__Problem requirements__
Pick every line out of the entries below that holds the string "icon", and report them.

__Source data__

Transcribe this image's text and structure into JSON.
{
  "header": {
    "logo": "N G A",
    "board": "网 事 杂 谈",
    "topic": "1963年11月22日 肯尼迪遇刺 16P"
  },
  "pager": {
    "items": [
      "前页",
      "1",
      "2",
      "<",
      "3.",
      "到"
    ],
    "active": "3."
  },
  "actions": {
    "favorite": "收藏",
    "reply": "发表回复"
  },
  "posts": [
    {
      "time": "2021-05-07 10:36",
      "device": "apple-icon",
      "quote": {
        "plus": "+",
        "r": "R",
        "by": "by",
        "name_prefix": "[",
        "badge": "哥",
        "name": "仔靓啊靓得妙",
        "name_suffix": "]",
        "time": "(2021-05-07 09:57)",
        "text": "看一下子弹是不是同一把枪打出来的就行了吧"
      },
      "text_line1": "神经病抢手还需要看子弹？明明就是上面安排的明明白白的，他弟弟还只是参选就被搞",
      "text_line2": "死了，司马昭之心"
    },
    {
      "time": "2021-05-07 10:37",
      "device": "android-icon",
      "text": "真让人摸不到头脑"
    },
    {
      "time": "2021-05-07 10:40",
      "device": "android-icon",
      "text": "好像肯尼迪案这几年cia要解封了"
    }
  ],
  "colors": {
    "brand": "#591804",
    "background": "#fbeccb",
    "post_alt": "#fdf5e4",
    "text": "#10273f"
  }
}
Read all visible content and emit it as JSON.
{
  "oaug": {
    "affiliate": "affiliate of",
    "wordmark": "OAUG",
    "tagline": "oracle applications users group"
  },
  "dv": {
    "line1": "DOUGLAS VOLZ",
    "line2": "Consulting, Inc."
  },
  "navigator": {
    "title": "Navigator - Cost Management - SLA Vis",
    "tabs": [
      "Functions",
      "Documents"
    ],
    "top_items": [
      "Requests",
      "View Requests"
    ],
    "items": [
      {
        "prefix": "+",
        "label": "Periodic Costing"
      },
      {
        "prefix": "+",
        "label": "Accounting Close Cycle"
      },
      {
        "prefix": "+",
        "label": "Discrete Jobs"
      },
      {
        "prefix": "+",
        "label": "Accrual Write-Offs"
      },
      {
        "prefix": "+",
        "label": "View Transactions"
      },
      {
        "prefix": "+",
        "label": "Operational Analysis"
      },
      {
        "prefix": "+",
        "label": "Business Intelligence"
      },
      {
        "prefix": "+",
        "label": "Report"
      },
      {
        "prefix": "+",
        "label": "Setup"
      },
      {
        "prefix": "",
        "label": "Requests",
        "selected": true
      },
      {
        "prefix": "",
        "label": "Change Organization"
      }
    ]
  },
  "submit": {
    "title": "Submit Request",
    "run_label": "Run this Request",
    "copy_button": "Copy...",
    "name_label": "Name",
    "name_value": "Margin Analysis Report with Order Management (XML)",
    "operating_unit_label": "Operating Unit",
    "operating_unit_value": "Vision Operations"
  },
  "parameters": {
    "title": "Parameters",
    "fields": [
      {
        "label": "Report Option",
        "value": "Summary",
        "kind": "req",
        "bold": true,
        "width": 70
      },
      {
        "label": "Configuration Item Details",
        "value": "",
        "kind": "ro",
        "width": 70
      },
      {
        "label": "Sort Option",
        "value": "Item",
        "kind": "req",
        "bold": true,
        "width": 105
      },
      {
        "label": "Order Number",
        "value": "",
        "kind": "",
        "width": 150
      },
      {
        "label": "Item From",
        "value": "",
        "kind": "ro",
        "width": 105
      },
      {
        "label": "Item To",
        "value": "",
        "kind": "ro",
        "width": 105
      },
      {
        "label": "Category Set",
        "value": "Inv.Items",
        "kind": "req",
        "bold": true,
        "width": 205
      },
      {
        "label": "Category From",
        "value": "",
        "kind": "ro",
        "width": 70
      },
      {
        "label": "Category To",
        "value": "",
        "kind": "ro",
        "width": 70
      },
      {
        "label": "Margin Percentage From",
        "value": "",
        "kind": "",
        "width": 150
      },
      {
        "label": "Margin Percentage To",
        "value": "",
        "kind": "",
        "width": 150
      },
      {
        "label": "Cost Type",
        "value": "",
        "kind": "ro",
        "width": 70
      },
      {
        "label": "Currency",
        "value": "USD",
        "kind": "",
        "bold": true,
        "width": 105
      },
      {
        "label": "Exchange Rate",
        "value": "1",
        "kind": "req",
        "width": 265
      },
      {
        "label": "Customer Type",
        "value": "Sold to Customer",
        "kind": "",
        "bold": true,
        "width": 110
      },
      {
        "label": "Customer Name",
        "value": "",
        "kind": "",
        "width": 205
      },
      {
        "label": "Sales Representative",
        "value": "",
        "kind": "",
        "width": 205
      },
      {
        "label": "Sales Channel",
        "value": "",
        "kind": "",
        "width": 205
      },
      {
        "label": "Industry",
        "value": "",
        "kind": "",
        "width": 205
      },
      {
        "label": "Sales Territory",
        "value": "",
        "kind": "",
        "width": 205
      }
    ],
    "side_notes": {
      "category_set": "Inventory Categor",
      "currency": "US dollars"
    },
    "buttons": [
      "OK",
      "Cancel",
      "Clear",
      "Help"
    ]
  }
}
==
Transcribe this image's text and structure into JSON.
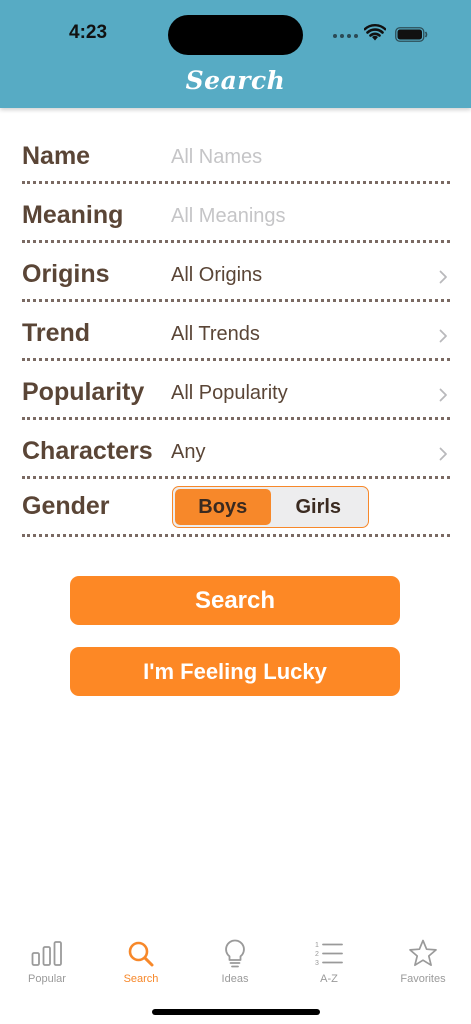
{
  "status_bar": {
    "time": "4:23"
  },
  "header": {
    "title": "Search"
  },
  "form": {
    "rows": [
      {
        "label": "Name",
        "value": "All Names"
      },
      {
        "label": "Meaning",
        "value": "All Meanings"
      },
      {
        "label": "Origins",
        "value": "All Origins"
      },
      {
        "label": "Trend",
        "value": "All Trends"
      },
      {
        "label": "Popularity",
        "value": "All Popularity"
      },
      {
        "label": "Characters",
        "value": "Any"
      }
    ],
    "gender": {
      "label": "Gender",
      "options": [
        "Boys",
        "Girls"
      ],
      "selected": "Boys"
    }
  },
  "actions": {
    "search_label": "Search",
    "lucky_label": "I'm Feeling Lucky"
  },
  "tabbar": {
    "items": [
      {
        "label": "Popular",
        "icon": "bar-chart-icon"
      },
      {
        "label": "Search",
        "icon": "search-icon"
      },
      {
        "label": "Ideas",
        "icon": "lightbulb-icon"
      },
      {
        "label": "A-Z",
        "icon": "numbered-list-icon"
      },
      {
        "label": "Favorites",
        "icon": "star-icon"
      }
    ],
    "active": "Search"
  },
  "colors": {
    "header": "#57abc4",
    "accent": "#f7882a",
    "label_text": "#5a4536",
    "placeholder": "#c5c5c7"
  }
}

__Task solution__
      "device": "apple-icon",
      "device": "android-icon",
      "device": "android-icon",
        "icon": "bar-chart-icon"
        "icon": "search-icon"
        "icon": "lightbulb-icon"
        "icon": "numbered-list-icon"
        "icon": "star-icon"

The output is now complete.